> _Given entries_:
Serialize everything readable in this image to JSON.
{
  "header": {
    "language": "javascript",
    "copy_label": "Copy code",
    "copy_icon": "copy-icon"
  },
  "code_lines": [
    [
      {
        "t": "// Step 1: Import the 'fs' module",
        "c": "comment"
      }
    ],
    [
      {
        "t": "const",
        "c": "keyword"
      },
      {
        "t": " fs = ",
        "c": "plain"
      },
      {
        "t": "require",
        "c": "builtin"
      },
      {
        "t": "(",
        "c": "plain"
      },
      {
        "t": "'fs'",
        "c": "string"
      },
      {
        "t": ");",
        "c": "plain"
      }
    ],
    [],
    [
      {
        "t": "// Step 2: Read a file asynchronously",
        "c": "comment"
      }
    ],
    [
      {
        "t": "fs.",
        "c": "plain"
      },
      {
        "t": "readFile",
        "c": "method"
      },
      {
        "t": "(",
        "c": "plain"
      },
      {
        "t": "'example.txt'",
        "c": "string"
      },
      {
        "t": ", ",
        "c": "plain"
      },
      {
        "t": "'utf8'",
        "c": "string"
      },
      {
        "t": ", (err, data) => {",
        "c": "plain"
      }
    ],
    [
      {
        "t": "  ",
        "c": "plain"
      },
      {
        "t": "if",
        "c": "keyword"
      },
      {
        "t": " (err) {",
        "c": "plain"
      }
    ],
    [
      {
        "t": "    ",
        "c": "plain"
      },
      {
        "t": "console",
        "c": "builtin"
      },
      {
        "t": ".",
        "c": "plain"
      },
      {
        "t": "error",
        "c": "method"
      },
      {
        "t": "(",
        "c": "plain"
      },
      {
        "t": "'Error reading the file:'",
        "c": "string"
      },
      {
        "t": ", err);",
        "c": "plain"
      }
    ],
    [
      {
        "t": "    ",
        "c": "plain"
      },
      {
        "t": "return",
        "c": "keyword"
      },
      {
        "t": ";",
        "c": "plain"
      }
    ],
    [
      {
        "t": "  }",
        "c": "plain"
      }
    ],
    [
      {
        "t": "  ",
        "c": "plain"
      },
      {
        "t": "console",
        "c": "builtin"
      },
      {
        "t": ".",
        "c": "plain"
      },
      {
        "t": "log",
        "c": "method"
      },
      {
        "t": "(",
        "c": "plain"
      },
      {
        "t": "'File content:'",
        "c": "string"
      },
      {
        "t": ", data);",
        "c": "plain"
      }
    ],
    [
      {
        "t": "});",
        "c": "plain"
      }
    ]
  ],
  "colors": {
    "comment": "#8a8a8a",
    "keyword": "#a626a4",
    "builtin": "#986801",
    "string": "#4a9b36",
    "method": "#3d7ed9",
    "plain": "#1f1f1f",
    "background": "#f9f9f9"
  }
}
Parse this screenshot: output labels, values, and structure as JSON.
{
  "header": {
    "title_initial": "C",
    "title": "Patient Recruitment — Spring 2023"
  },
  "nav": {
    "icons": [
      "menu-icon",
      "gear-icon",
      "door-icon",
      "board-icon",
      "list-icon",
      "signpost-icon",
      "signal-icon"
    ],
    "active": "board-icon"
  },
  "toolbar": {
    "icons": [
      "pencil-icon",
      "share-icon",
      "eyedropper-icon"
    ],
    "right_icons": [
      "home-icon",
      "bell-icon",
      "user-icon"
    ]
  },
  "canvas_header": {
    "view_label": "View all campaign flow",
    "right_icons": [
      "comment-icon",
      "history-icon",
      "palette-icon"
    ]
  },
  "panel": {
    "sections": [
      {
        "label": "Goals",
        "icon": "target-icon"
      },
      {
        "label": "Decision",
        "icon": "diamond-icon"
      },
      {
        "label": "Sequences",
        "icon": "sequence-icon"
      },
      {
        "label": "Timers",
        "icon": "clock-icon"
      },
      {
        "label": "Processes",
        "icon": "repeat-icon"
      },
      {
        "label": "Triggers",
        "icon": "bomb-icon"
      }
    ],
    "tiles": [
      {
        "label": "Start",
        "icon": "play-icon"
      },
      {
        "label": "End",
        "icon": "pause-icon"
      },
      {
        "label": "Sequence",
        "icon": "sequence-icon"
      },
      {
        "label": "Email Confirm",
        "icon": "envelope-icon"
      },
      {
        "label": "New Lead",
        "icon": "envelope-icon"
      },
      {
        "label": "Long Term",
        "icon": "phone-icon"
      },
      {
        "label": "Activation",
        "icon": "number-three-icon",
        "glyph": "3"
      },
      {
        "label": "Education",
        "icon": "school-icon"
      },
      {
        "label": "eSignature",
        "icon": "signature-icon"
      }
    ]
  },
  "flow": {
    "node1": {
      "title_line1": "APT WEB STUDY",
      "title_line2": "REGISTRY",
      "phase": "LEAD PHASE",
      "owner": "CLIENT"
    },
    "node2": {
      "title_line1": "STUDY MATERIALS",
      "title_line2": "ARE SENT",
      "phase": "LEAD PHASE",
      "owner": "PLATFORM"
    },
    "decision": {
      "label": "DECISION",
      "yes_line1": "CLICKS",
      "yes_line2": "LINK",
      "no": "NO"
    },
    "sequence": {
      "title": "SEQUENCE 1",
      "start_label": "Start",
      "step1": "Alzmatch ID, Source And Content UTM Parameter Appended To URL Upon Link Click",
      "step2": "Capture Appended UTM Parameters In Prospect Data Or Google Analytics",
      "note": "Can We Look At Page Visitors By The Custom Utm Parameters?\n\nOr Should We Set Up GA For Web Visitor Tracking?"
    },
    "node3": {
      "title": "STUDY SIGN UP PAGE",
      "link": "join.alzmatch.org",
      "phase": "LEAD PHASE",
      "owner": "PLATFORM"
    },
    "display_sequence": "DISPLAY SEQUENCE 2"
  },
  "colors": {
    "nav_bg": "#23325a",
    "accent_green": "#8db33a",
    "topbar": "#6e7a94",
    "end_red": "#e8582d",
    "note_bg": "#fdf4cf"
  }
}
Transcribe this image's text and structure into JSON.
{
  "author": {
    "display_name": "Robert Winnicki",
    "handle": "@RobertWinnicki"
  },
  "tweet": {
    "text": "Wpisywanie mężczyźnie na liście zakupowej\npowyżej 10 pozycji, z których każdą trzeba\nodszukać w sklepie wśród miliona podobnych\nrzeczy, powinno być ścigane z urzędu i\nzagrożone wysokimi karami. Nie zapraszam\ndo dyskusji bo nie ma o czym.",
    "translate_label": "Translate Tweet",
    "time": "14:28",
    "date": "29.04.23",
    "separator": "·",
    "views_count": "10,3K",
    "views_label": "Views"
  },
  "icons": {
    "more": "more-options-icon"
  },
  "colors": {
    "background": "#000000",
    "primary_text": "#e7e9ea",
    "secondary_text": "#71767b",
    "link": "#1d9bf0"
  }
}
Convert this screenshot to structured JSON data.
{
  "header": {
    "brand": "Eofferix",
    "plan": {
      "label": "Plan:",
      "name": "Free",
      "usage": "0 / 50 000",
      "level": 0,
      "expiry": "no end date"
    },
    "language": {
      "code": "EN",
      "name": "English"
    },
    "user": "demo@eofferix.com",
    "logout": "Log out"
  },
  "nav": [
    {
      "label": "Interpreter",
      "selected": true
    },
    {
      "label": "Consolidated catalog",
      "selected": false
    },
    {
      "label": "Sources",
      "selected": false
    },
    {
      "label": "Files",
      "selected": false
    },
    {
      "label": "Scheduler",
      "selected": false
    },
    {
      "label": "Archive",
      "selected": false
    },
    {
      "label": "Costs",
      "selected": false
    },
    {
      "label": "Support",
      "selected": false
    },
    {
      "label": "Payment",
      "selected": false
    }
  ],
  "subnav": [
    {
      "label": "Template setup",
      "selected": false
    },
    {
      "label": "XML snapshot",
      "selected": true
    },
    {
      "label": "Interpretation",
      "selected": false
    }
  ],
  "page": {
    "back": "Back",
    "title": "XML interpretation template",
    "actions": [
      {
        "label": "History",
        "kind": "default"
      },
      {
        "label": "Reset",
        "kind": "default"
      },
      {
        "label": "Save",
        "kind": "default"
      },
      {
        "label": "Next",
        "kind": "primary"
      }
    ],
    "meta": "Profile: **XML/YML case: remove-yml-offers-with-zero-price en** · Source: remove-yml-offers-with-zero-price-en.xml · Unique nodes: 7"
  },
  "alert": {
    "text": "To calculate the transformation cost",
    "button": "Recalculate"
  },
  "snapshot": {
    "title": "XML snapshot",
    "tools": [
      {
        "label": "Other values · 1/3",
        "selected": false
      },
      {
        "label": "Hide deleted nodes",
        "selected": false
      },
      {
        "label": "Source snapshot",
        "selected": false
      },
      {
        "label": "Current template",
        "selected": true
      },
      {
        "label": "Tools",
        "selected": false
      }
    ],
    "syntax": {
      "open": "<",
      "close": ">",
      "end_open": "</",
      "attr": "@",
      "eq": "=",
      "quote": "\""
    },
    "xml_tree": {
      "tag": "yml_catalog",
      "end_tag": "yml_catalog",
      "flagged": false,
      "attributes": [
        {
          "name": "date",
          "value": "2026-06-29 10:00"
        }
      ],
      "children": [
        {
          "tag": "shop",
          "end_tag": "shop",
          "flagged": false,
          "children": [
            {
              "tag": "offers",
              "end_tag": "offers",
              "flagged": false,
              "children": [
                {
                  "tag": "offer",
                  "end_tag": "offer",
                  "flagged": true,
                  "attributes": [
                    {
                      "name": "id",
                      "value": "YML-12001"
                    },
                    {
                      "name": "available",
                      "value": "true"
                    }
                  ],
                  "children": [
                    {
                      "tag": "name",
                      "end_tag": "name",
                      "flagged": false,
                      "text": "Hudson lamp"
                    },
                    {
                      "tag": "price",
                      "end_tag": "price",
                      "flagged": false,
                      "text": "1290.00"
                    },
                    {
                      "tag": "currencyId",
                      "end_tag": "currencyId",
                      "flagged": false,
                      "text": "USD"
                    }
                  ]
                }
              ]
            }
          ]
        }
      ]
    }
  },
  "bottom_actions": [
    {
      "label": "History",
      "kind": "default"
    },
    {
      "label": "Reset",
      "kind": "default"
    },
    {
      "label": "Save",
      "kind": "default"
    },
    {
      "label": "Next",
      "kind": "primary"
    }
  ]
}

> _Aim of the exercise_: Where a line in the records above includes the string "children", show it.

> _Answer_:
      "children": [
          "children": [
              "children": [
                  "children": [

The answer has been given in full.